The long wait for organized football is over ... sort of.
The Minnesota Vikings on Tuesday begin the final phase of their voluntary offseason program with the first of 10 days dedicated to organized team activities. The offseason program wraps up in just less than a month with a three-day mandatory minicamp set for June 12-14.
As the entire team takes the field for the first time this offseason in 7-on-7, 9-on-7 and 11-on-11 drills, we'll soon get a look at a handful of reworked positions on one of the most complete teams in the NFC.
Though there's still a long way to go until live contact is permitted during training camp, OTAs serve as the unofficial kickoff to the 2018 season when position battles begin to take shape, new players acquired through free agency and the draft find their fit in the scheme and the Vikings learn just how much work they'll have to do to in answering several positional questions before the team returns in late July.
Here are several areas to keep an eye on over the next four weeks:
Kirk Cousins and John DeFilippo take center stage
In saying goodbye to Case Keenum, the quarterback who led Minnesota to a 13-3 record and appearance in the NFC Championship, the Vikings handed over the reins of the offense to Cousins. The former Washington quarterback wasted no time laying the foundation with his skill players after signing with the Vikings at the beginning of free agency. Cousins got together with Stefon Diggs and Adam Thielen in Atlanta last month for an impromptu throwing session and to begin building a relationship with his top two receivers. He'll continue to build on that over the next four weeks while adding key players such as Kyle Rudolph and Dalvin Cook into the mix. OTAs are the quarterback's first opportunity to put the rhythm he has begun to develop into action and when he can perfect his timing and continue to learn the tendencies of his pass catchers.
We'll also get a glimpse at the system new offensive coordinator John DeFilippo is installing in Minnesota. With a new quarterback and coach calling the plays, it's likely the Vikings offense will remain in a relatively vanilla state through OTAs and training camp as everyone gets up to speed. That's not to say we won't see RPOs, play-action, two-tight end sets, etc., early on. But OTAs will allow Cousins, DeFilippo and the rest of the offense to get on the same page and work out kinks as they arise. The verbiage for base plays might be the same from Pat Shurmur's system to DeFilippo's, but things like audibles likely will come much later on. DeFilippo's work inside the red zone was noted often during his two years with Philadelphia.

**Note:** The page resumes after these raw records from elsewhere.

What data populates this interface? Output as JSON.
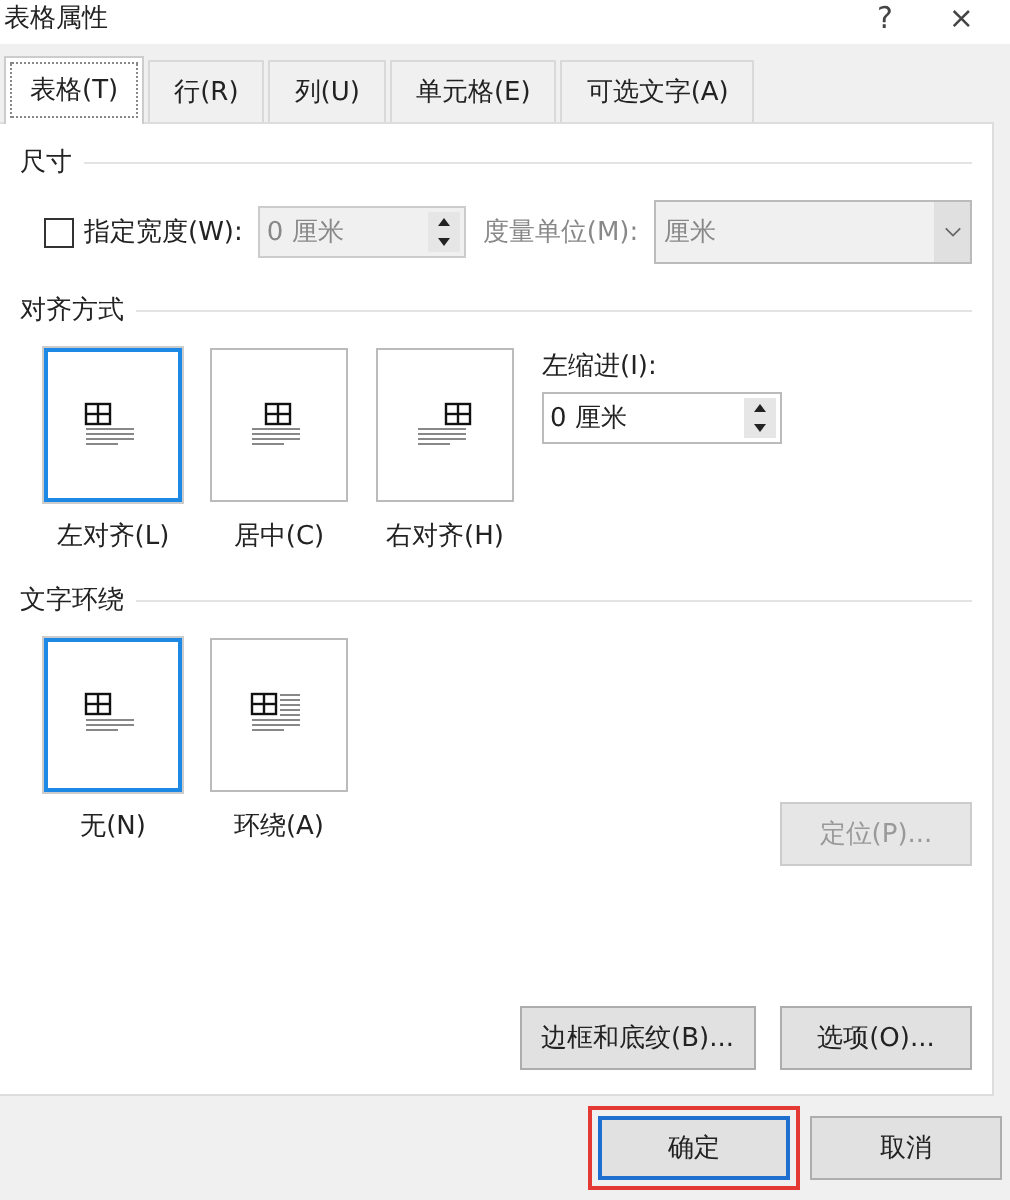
{
  "window": {
    "title": "表格属性",
    "help": "?",
    "close": "×"
  },
  "tabs": [
    {
      "label": "表格(T)",
      "selected": true
    },
    {
      "label": "行(R)",
      "selected": false
    },
    {
      "label": "列(U)",
      "selected": false
    },
    {
      "label": "单元格(E)",
      "selected": false
    },
    {
      "label": "可选文字(A)",
      "selected": false
    }
  ],
  "size": {
    "heading": "尺寸",
    "width_checkbox": {
      "label": "指定宽度(W):",
      "checked": false
    },
    "width_field": {
      "value": "0 厘米",
      "disabled": true
    },
    "unit_label": "度量单位(M):",
    "unit_dropdown": {
      "value": "厘米",
      "disabled": true
    }
  },
  "alignment": {
    "heading": "对齐方式",
    "options": [
      {
        "label": "左对齐(L)",
        "kind": "left",
        "selected": true
      },
      {
        "label": "居中(C)",
        "kind": "center",
        "selected": false
      },
      {
        "label": "右对齐(H)",
        "kind": "right",
        "selected": false
      }
    ],
    "indent_label": "左缩进(I):",
    "indent_field": {
      "value": "0 厘米"
    }
  },
  "wrapping": {
    "heading": "文字环绕",
    "options": [
      {
        "label": "无(N)",
        "kind": "none",
        "selected": true
      },
      {
        "label": "环绕(A)",
        "kind": "around",
        "selected": false
      }
    ],
    "position_button": {
      "label": "定位(P)...",
      "disabled": true
    }
  },
  "panel_buttons": [
    "边框和底纹(B)...",
    "选项(O)..."
  ],
  "dialog_buttons": [
    {
      "label": "确定",
      "default": true
    },
    {
      "label": "取消",
      "default": false
    }
  ]
}
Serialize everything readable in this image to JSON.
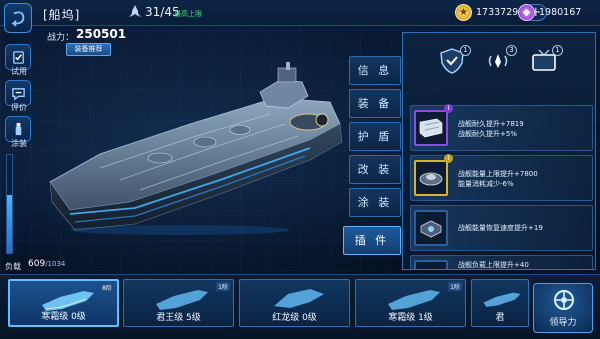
{
  "header": {
    "title": "[船坞]",
    "ship_count": "31/45",
    "ship_cap_note": "最高上限",
    "gold": "1733729",
    "gems": "1980167",
    "gold_icon": "star-coin-icon",
    "gem_icon": "purple-gem-icon"
  },
  "power": {
    "label": "战力：",
    "value": "250501",
    "recommend_label": "装备推荐"
  },
  "side_menu": [
    {
      "label": "试用",
      "icon": "check-doc-icon"
    },
    {
      "label": "评价",
      "icon": "comment-icon"
    },
    {
      "label": "涂装",
      "icon": "paint-bottle-icon"
    }
  ],
  "load": {
    "label": "负载",
    "current": "609",
    "max": "/1034",
    "fraction": 0.589
  },
  "tabs": [
    {
      "label": "信 息",
      "active": false
    },
    {
      "label": "装 备",
      "active": false
    },
    {
      "label": "护 盾",
      "active": false
    },
    {
      "label": "改 装",
      "active": false
    },
    {
      "label": "涂 装",
      "active": false
    },
    {
      "label": "插 件",
      "active": true
    }
  ],
  "plugin_slots": [
    {
      "icon": "shield-badge-icon",
      "count": "1"
    },
    {
      "icon": "ship-signal-icon",
      "count": "3"
    },
    {
      "icon": "tv-screen-icon",
      "count": "1"
    }
  ],
  "plugins": [
    {
      "grade": "I",
      "frame": "purple",
      "line1": "战舰耐久提升+7819",
      "line2": "战舰耐久提升+5%"
    },
    {
      "grade": "I",
      "frame": "gold",
      "line1": "战舰能量上限提升+7800",
      "line2": "能量消耗减少-6%"
    },
    {
      "grade": "I",
      "frame": "none",
      "line1": "战舰能量恢复速度提升+19",
      "line2": ""
    },
    {
      "grade": "I",
      "frame": "none",
      "line1": "战舰负载上限提升+40",
      "line2": ""
    }
  ],
  "ship_list": [
    {
      "name": "寒霜级 0级",
      "tag": "8阶",
      "active": true
    },
    {
      "name": "君王级 5级",
      "tag": "1阶",
      "active": false
    },
    {
      "name": "红龙级 0级",
      "tag": "",
      "active": false
    },
    {
      "name": "寒霜级 1级",
      "tag": "1阶",
      "active": false
    },
    {
      "name": "君",
      "tag": "",
      "active": false
    }
  ],
  "lead_button": {
    "label": "领导力",
    "icon": "steering-wheel-icon"
  },
  "colors": {
    "accent": "#3a8fe0",
    "cap_green": "#35e07a",
    "purple_frame": "#8a4de0",
    "gold_frame": "#d5b526"
  }
}
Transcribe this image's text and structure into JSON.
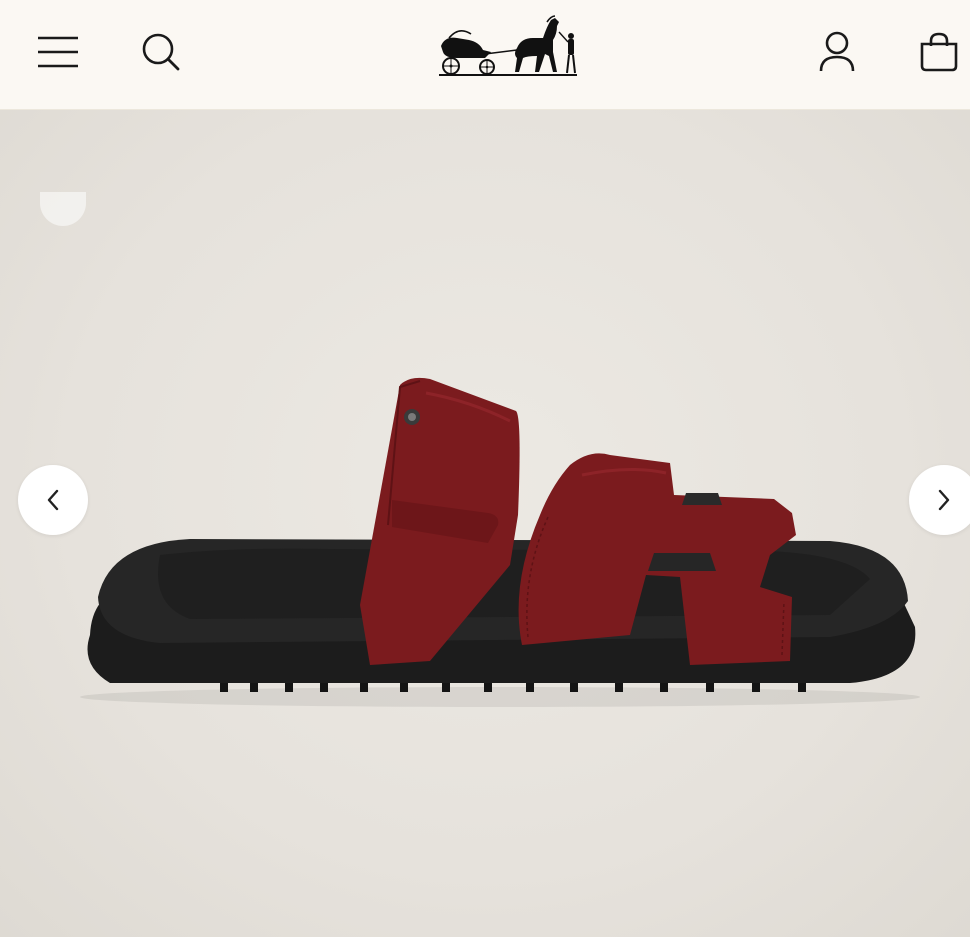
{
  "header": {
    "menu_icon": "hamburger-menu-icon",
    "search_icon": "search-icon",
    "logo": "horse-carriage-logo",
    "account_icon": "user-icon",
    "bag_icon": "shopping-bag-icon",
    "background_color": "#fbf8f3"
  },
  "gallery": {
    "product_image": "red-leather-sandal",
    "strap_color": "#7b1b1e",
    "sole_color": "#1e1e1e",
    "background_color": "#e9e6e0",
    "prev_icon": "chevron-left-icon",
    "next_icon": "chevron-right-icon"
  }
}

How the OC can help Cousins improve upon his 83.3 QBR inside the 20-yard line is something to keep an eye on over the next few months.
Dalvin Cook's rehab
The Vikings' star running back is 7.5 months post-op from an ACL tear he sustained in Week 4, and that's considered the "sweet spot" for his rehabilitation, according to head athletic trainer Eric Sugarman. He will be limited throughout OTAs, but coach Mike Zimmer told NFL Network that Cook is "ahead of schedule" with his remaining rehab. Cook remains on track to be full-go by the start of training camp.
In the meantime, Minnesota will use the next four weeks to get a better look at Roc Thomas and Mike Boone, two undrafted free agents who could compete for the No. 3 running back job behind Cook and Latavius Murray. The Vikings are still searching for a change-of-pace back after letting Jerick McKinnon walk in free agency.
The state of the offensive line
The right side of the offensive line remains the biggest question for Minnesota after free agency and the draft. Despite drafting tackle Brian O'Neill in the second round, the Vikings are no closer to knowing the combination of their starting five than they were the day Joe Berger announced his retirement. Where Mike Remmers takes his snaps during OTAs will undoubtedly feed into the equation. Whether the Vikings believe they can keep Remmers at right guard depends on how ready O'Neill is to take over at right tackle. It's also important to note that left guard Nick Easton and center Pat Elflein are both coming off season-ending ankle surgeries and might need to slow play their time getting back to full speed.
Initial impressions of the stacked D-line
Aside from Cousins, the Vikings made their biggest splash in free agency by signing defensive tackle Sheldon Richardson. Minnesota was able to fill a hole at the three-technique spot and boasts one of the best D-lines in the NFL between Everson Griffen, Richardson, Linval Joseph and Danielle Hunter. The Vikings weren't able to generate a consistent pass rush down the stretch last season. With Richardson in the mix and several rookies aiming to be part of an effective rotation, Minnesota has the pieces in place to begin something special with this unit.
Which rookies will push veterans for jobs?
The Vikings don't necessarily need their first-round cornerback to compete right away, but the work Mike Hughes is getting inside could lead to a competition with Mackensie Alexander for the nickel corner job over the next few months. Minnesota will also have a kicking competition between fifth-round pick Daniel Carlson and Kai Forbath. The Vikings have a number of intriguing UDFAs who will get their first opportunity to work with the veteran players and make their case for a roster spot. These next four weeks are important for the likes of CB Holton Hill, S Tray Matthews, LB Hercules Mata'afa and others.